But the move is a big symbolic blow on the Korean peninsula and a potential disaster for some of South Korean businesses that have invested there.
Take Tiger Park, for instance. The South Korean businessman is trying to salvage what he can from his clothing factory in North Korea. On Thursday, his workers drove two trucks filled with uniforms across the border and down to Park’s office in Seoul.
But North Korea won’t allow trucks back inside Kaesong, where Park’s company and about 120 others from South Korea have operations. Park expects to lose most of his inventory, worth hundreds of thousands of dollars.
“More concerning and problematic than the monetary loss is the trust,” says Park, “the trust that we’ve built with our suppliers over the past 30 years is crumbling in a matter of days.”
When Park first opened his factory in Kaesong in 2007, he was full of hope.
He saved money using low-wage North Korean workers and thought that, in some small way, he was helping build bridges between the two Koreas.
“I felt that through my business, I could contribute to peace and become part of a step toward the unification of our peoples,” Park says.

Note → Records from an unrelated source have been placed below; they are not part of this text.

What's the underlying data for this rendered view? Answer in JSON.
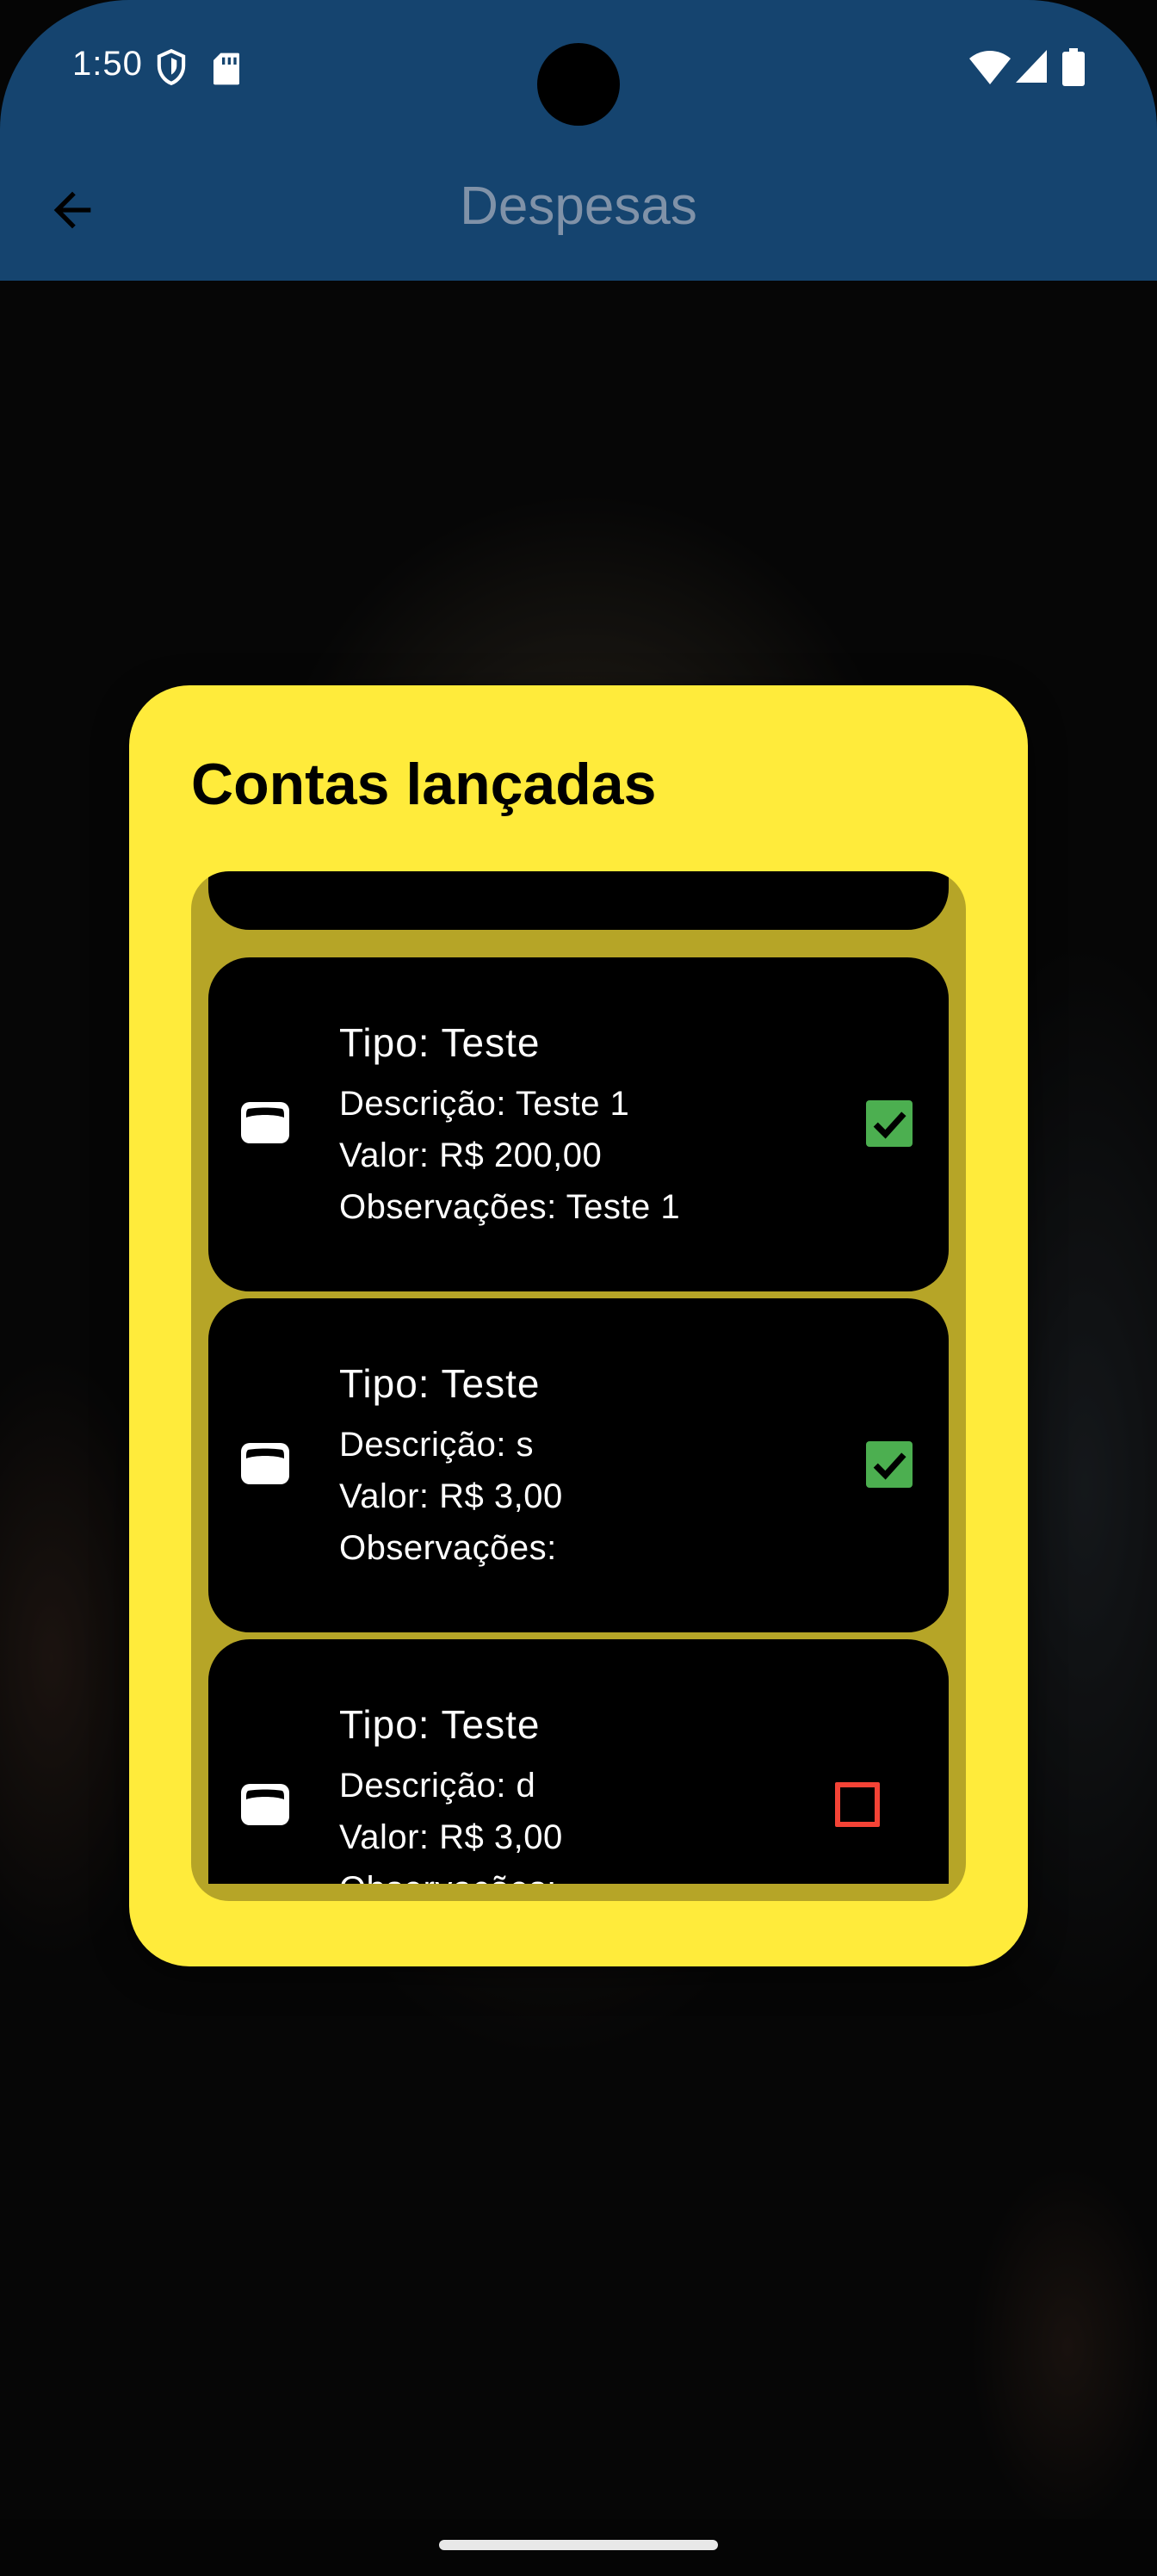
{
  "status_bar": {
    "time": "1:50"
  },
  "app_bar": {
    "title": "Despesas"
  },
  "dialog": {
    "title": "Contas lançadas",
    "items": [
      {
        "tipo": "Tipo: Teste",
        "descricao": "Descrição: Teste 1",
        "valor": "Valor: R$ 200,00",
        "observacoes": "Observações: Teste 1",
        "checked": true
      },
      {
        "tipo": "Tipo: Teste",
        "descricao": "Descrição: s",
        "valor": "Valor: R$ 3,00",
        "observacoes": "Observações:",
        "checked": true
      },
      {
        "tipo": "Tipo: Teste",
        "descricao": "Descrição: d",
        "valor": "Valor: R$ 3,00",
        "observacoes": "Observações:",
        "checked": false
      }
    ]
  },
  "colors": {
    "app_bar": "#15446f",
    "dialog": "#ffeb3b",
    "list_background": "#b6a527",
    "card": "#000000",
    "checked": "#4caf50",
    "unchecked": "#f44336"
  },
  "icons": {
    "back": "arrow-back-icon",
    "item": "wallet-icon",
    "checked": "checkbox-checked-icon",
    "unchecked": "checkbox-unchecked-icon"
  }
}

But in recent weeks, North Korea has threatened to attack both South Korea and the United States because it is angry about tightening sanctions aimed at its nuclear weapons program.
A Loss Of Trust
With his inventory now held hostage as a result, Park is concerned about the survival of his business and thinks about what could have been.
“I’m disappointed and heartbroken by the fact that the close organic relationships and the trust built between the employees from North and the South are falling apart,” he says.
When Kaesong broke ground in 2003, it seemed like a smart joint-venture. North Korea got much-needed hard currency and the capitalist South had a chance to subtly encourage economic opening in the Stalinist North.
“From a business perspective, it had unlimited potential,” says Kang Tae Ho, who covered Kaesong from its inception for the South Korean newspaper, the Hankyoreh. “You could have said it was gold mine, especially for some mid-size businesses with a heavy reliance on labor, such as textiles.”
But Kaesong became a casualty of politics.
When conservatives came to power in Seoul in 2008, they took a harder line and ended the policy of engagement with the North, which Kaesong symbolized.
The next year, North Korea became angry with joint U.S.-South Korean military drills — as they have again this month — and cut off communications at Kaesong for 12 days. If the North closes Kaesong for good, the two countries won’t have much to build on.
“Kaesong is all that is left,” says John Delury, an assistant professor at Yonsei University in Seoul. “If we lose Kaesong, we’re starting the next five years of the inter-Korean relationship on an extremely bad footing.”
But Delury does see some hope. He thinks the closure of Kaesong is really a negotiating tactic — albeit a typically blunt and aggressive one. Delury believes North Korea is really testing South Korea’s new, conservative president, Park Geun Hye.
“They’re not shutting down Kaesong,” says Delury. “They pulling back temporarily and essentially challenging the South Korean president to say: ‘Who are you? What kind of relationship do you want?'”
South Korea on Thursday called for talks with the North to re-open the complex.
Park, the clothing manufacturer, hopes the North responds. That way, at least he can retrieve all that stranded merchandise across the border and save his business.